*WHAT TO PRODUCE*. Each line of the entries below that holds "Paquete" is needed, copied in full.

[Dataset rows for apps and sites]
'''

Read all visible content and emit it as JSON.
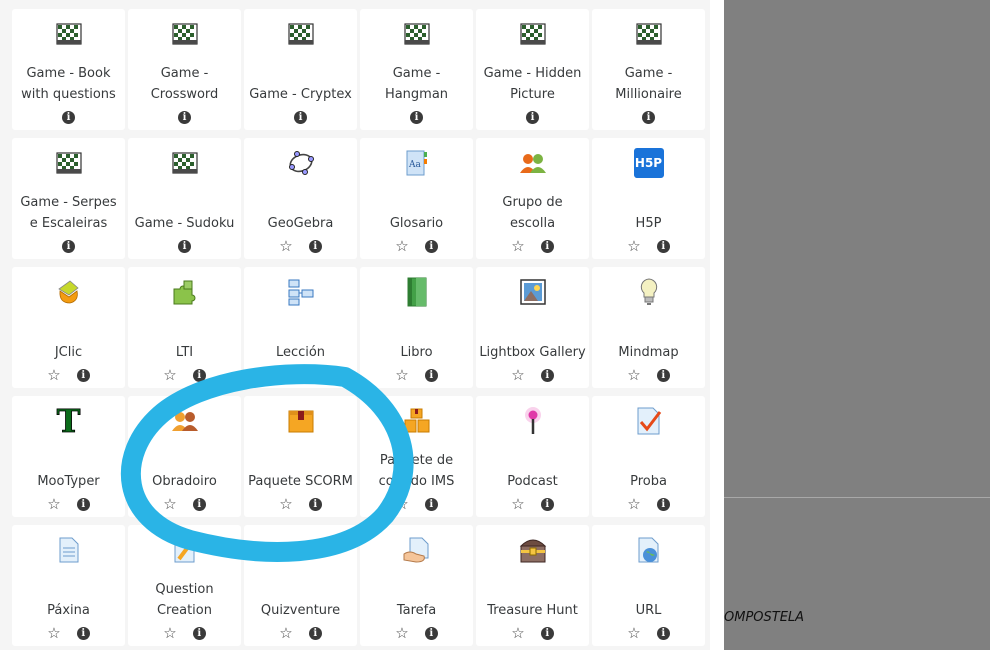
{
  "activities": [
    {
      "label": "Game - Book with questions",
      "icon": "game-board-icon",
      "star": false
    },
    {
      "label": "Game - Crossword",
      "icon": "game-board-icon",
      "star": false
    },
    {
      "label": "Game - Cryptex",
      "icon": "game-board-icon",
      "star": false
    },
    {
      "label": "Game - Hangman",
      "icon": "game-board-icon",
      "star": false
    },
    {
      "label": "Game - Hidden Picture",
      "icon": "game-board-icon",
      "star": false
    },
    {
      "label": "Game - Millionaire",
      "icon": "game-board-icon",
      "star": false
    },
    {
      "label": "Game - Serpes e Escaleiras",
      "icon": "game-board-icon",
      "star": false
    },
    {
      "label": "Game - Sudoku",
      "icon": "game-board-icon",
      "star": false
    },
    {
      "label": "GeoGebra",
      "icon": "geogebra-icon",
      "star": true
    },
    {
      "label": "Glosario",
      "icon": "glossary-icon",
      "star": true
    },
    {
      "label": "Grupo de escolla",
      "icon": "group-choice-icon",
      "star": true
    },
    {
      "label": "H5P",
      "icon": "h5p-icon",
      "star": true,
      "icon_text": "H5P"
    },
    {
      "label": "JClic",
      "icon": "jclic-icon",
      "star": true
    },
    {
      "label": "LTI",
      "icon": "puzzle-icon",
      "star": true
    },
    {
      "label": "Lección",
      "icon": "lesson-icon",
      "star": true
    },
    {
      "label": "Libro",
      "icon": "book-icon",
      "star": true
    },
    {
      "label": "Lightbox Gallery",
      "icon": "gallery-icon",
      "star": true
    },
    {
      "label": "Mindmap",
      "icon": "lightbulb-icon",
      "star": true
    },
    {
      "label": "MooTyper",
      "icon": "mootyper-icon",
      "star": true,
      "icon_text": "T"
    },
    {
      "label": "Obradoiro",
      "icon": "workshop-icon",
      "star": true
    },
    {
      "label": "Paquete SCORM",
      "icon": "scorm-package-icon",
      "star": true
    },
    {
      "label": "Paquete de contido IMS",
      "icon": "ims-package-icon",
      "star": true
    },
    {
      "label": "Podcast",
      "icon": "podcast-icon",
      "star": true
    },
    {
      "label": "Proba",
      "icon": "quiz-icon",
      "star": true
    },
    {
      "label": "Páxina",
      "icon": "page-icon",
      "star": true
    },
    {
      "label": "Question Creation",
      "icon": "question-creation-icon",
      "star": true
    },
    {
      "label": "Quizventure",
      "icon": "quizventure-icon",
      "star": true
    },
    {
      "label": "Tarefa",
      "icon": "assignment-icon",
      "star": true
    },
    {
      "label": "Treasure Hunt",
      "icon": "treasure-chest-icon",
      "star": true
    },
    {
      "label": "URL",
      "icon": "url-icon",
      "star": true
    }
  ],
  "star_glyph": "☆",
  "info_glyph": "i",
  "background": {
    "text": "OMPOSTELA"
  },
  "colors": {
    "annotation": "#2ab4e6",
    "card_bg": "#ffffff",
    "panel_bg": "#f5f5f5"
  }
}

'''

*PROBLEM SOLUTION*.
      "label": "Paquete SCORM",
      "label": "Paquete de contido IMS",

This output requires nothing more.